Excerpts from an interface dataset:
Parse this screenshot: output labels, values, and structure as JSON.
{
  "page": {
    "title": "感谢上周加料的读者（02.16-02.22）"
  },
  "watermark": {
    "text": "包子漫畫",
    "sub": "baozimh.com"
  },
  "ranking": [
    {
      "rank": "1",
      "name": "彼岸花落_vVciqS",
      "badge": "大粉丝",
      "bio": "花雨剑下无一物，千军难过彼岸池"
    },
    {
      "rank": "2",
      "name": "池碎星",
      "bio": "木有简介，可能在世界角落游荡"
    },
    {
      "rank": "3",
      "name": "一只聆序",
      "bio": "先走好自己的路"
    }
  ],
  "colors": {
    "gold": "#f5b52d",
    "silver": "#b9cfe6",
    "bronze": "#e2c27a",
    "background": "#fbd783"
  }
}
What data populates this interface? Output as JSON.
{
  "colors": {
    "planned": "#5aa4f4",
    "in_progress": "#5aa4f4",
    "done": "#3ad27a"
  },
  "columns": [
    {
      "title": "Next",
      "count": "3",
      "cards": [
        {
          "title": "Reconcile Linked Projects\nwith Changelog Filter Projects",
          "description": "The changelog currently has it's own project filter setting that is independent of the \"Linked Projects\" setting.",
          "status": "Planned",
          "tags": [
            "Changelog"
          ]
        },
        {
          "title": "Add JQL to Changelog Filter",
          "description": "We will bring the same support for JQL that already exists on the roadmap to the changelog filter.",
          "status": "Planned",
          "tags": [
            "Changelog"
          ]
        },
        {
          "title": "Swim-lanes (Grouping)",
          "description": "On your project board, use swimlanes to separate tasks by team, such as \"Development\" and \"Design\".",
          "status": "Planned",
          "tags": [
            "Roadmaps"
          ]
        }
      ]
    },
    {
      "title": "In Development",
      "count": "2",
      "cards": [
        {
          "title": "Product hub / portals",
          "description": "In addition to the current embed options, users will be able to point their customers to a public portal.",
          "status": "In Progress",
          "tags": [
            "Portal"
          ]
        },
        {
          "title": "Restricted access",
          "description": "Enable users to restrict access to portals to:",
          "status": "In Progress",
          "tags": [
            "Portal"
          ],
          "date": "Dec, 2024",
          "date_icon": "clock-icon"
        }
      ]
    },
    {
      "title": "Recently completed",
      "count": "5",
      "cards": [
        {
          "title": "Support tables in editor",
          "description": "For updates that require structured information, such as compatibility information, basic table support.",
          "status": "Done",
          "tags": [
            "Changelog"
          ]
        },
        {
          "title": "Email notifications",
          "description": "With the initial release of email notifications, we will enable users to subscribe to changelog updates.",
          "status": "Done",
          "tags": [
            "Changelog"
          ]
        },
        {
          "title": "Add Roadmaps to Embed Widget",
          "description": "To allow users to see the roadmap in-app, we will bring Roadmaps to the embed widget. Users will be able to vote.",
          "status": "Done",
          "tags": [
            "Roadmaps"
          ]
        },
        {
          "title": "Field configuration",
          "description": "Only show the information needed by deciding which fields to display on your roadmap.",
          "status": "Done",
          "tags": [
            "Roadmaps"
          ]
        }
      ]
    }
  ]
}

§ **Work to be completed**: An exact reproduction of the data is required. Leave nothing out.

§ **Result for this exercise**:
Parse this screenshot: output labels, values, and structure as JSON.
{
  "page": {
    "title": "感谢上周加料的读者（02.16-02.22）"
  },
  "watermark": {
    "text": "包子漫畫",
    "sub": "baozimh.com"
  },
  "ranking": [
    {
      "rank": "1",
      "name": "彼岸花落_vVciqS",
      "badge": "大粉丝",
      "bio": "花雨剑下无一物，千军难过彼岸池"
    },
    {
      "rank": "2",
      "name": "池碎星",
      "bio": "木有简介，可能在世界角落游荡"
    },
    {
      "rank": "3",
      "name": "一只聆序",
      "bio": "先走好自己的路"
    }
  ],
  "colors": {
    "gold": "#f5b52d",
    "silver": "#b9cfe6",
    "bronze": "#e2c27a",
    "background": "#fbd783"
  }
}
What data populates this interface? Output as JSON.
{
  "colors": {
    "planned": "#5aa4f4",
    "in_progress": "#5aa4f4",
    "done": "#3ad27a"
  },
  "columns": [
    {
      "title": "Next",
      "count": "3",
      "cards": [
        {
          "title": "Reconcile Linked Projects\nwith Changelog Filter Projects",
          "description": "The changelog currently has it's own project filter setting that is independent of the \"Linked Projects\" setting.",
          "status": "Planned",
          "tags": [
            "Changelog"
          ]
        },
        {
          "title": "Add JQL to Changelog Filter",
          "description": "We will bring the same support for JQL that already exists on the roadmap to the changelog filter.",
          "status": "Planned",
          "tags": [
            "Changelog"
          ]
        },
        {
          "title": "Swim-lanes (Grouping)",
          "description": "On your project board, use swimlanes to separate tasks by team, such as \"Development\" and \"Design\".",
          "status": "Planned",
          "tags": [
            "Roadmaps"
          ]
        }
      ]
    },
    {
      "title": "In Development",
      "count": "2",
      "cards": [
        {
          "title": "Product hub / portals",
          "description": "In addition to the current embed options, users will be able to point their customers to a public portal.",
          "status": "In Progress",
          "tags": [
            "Portal"
          ]
        },
        {
          "title": "Restricted access",
          "description": "Enable users to restrict access to portals to:",
          "status": "In Progress",
          "tags": [
            "Portal"
          ],
          "date": "Dec, 2024",
          "date_icon": "clock-icon"
        }
      ]
    },
    {
      "title": "Recently completed",
      "count": "5",
      "cards": [
        {
          "title": "Support tables in editor",
          "description": "For updates that require structured information, such as compatibility information, basic table support.",
          "status": "Done",
          "tags": [
            "Changelog"
          ]
        },
        {
          "title": "Email notifications",
          "description": "With the initial release of email notifications, we will enable users to subscribe to changelog updates.",
          "status": "Done",
          "tags": [
            "Changelog"
          ]
        },
        {
          "title": "Add Roadmaps to Embed Widget",
          "description": "To allow users to see the roadmap in-app, we will bring Roadmaps to the embed widget. Users will be able to vote.",
          "status": "Done",
          "tags": [
            "Roadmaps"
          ]
        },
        {
          "title": "Field configuration",
          "description": "Only show the information needed by deciding which fields to display on your roadmap.",
          "status": "Done",
          "tags": [
            "Roadmaps"
          ]
        }
      ]
    }
  ]
}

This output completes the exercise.